- Work required
Search through the entries for the word "Franz" and copy every line that has it.

[Data about app and page elements]
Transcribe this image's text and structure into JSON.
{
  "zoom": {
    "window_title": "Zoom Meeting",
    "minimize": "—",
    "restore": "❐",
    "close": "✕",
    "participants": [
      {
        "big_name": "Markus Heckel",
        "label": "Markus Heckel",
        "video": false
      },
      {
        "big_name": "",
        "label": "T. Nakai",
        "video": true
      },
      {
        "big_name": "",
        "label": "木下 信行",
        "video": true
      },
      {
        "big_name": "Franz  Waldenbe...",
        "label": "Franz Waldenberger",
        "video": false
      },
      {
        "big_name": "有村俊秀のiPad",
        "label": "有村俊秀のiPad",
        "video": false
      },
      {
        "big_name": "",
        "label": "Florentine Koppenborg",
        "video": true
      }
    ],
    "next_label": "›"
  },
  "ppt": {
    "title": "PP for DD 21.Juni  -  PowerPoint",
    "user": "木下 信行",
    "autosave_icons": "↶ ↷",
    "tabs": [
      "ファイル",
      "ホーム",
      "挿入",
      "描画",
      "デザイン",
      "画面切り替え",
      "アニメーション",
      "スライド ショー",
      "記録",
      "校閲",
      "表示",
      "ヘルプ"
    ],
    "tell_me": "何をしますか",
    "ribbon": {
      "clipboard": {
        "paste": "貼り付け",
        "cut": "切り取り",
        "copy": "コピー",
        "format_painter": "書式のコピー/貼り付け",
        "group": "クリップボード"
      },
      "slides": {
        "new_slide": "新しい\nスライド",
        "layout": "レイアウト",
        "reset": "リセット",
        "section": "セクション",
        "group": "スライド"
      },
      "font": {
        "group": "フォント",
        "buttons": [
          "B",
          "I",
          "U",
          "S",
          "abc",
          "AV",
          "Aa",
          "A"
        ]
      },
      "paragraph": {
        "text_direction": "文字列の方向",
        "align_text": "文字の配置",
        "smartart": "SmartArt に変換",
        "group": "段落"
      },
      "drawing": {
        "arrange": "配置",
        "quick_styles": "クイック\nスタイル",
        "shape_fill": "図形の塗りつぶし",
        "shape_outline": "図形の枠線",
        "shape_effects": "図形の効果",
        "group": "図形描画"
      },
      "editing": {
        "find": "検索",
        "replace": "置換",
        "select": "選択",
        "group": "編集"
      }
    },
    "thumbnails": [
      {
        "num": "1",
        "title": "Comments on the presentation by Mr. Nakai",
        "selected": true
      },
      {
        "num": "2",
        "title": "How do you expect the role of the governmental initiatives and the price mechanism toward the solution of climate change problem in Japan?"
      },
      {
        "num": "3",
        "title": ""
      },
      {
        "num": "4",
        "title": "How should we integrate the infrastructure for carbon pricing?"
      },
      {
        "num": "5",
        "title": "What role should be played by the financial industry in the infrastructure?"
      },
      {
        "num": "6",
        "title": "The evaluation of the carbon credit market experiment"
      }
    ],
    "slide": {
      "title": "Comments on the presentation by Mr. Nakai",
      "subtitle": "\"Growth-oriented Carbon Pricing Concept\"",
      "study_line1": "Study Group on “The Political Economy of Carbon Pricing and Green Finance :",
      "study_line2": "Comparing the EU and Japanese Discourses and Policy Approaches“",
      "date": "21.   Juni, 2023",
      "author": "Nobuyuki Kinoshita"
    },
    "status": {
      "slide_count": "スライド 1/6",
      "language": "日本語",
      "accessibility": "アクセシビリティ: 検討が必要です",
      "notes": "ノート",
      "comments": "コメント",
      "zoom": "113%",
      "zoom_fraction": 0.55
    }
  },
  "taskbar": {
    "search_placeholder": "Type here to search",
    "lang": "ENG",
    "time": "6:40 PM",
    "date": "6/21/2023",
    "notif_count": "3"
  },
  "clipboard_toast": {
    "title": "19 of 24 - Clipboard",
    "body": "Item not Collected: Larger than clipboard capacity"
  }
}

- Answer area
        "big_name": "Franz  Waldenbe...",
        "label": "Franz Waldenberger",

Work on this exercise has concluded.